I’ll finish that thought with one of my favorite poems from the Il Postino soundtrack…Poetry read by Miranda Richardson. Also check out the promo I found on YouTube, which features actors reading the poems from the soundtrack. For more information on Stephen Blackehart, follow him on social media- Twitter and Instagram.


And it was at that age ... Poetry arrived
in search of me. I don't know, I don't know where
it came from, from winter or a river.
I don't know how or when,
no they were not voices, they were not
words, nor silence,
but from a street I was summoned,
from the branches of night,
abruptly from the others,
among violent fires
or returning alone,
there I was without a face
and it touched me.

I did not know what to say, my mouth
had no way
with names,
my eyes were blind,
and something started in my soul,
fever or forgotten wings,
and I made my own way,
that fire,
and I wrote the first faint line,
faint, without substance, pure
pure wisdom
of someone who knows nothing,
and suddenly I saw
the heavens
and open,
palpitating plantations,
shadow perforated,
with arrows, fire and flowers,
the winding night, the universe.

And I, infinitesimal being,
drunk with the great starry
likeness, image of
felt myself a pure part
of the abyss,
I wheeled with the stars,
my heart broke loose on the wind.

Sunday, February 18, 2018

Martin Scorsese explores his Sicilian origins in his 1974 documentary- Italianamerican

With all the sad news in America this week, I want to focus on the power of family in this Sunday's edition of our series Cinema & Cibo.

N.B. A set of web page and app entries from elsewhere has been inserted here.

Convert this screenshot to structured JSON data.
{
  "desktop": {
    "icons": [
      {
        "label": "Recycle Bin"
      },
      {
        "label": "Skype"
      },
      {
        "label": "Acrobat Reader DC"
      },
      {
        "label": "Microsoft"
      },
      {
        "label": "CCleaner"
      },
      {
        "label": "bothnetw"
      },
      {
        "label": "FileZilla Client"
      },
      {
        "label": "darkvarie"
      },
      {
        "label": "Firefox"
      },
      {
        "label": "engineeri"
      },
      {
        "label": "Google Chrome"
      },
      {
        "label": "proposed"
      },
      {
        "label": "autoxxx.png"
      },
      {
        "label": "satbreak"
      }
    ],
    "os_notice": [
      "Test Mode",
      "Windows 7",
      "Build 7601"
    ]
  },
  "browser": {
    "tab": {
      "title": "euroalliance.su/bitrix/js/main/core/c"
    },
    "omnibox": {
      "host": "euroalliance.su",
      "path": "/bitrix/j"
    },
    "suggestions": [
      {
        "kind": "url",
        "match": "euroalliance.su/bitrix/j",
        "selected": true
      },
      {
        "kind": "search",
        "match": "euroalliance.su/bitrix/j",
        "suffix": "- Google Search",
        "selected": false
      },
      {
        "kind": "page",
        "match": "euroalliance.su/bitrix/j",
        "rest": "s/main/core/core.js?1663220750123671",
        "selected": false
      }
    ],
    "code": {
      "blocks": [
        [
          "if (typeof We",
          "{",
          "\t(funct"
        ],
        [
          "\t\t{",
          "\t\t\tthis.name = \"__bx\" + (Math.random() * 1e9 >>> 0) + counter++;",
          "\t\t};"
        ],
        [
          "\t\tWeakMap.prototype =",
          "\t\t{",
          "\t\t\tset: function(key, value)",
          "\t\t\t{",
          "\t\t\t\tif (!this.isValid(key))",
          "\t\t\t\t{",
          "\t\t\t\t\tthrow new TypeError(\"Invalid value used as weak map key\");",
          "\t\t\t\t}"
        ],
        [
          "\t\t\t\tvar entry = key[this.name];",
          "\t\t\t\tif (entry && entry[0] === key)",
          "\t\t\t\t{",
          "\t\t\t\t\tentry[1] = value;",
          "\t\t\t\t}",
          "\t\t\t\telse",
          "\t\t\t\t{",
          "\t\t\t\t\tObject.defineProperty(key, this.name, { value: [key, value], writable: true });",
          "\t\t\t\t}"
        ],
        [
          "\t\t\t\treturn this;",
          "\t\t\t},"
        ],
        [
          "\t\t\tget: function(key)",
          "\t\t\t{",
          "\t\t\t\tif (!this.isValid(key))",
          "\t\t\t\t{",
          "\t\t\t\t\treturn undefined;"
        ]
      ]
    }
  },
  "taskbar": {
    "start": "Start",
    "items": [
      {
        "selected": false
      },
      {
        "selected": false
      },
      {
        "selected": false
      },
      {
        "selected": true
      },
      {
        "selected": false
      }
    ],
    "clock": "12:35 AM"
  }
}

A cinematic treasure and family heirloom from 1974 captures the strength and courage of our grandparents and great-grandparents who came to this country with dreams of providing a better life for future generations. 

Martin Scorsese’s documentary Italianamerican features a candid interview with the director’s parents about their Sicilian origins, growing up in New York City's Little Italy and his mother’s Sunday sauce. Sitting around the kitchen table, Scorsese talks with his parents about about their struggles growing up and everything they did to get by financially while staying true to their cultural traditions. 

After you watch it, check out Jim Jarmusch's question to Scorsese about the making of the film.. and find out why he related to Elia Kazan’s On the Waterfront and East of Eden. Jarmusch asks about a shot in Scorsese's film which happens at 23:25. It really is a powerful moment. Listen to Scorsese's response and then go back to the documentary and check it out.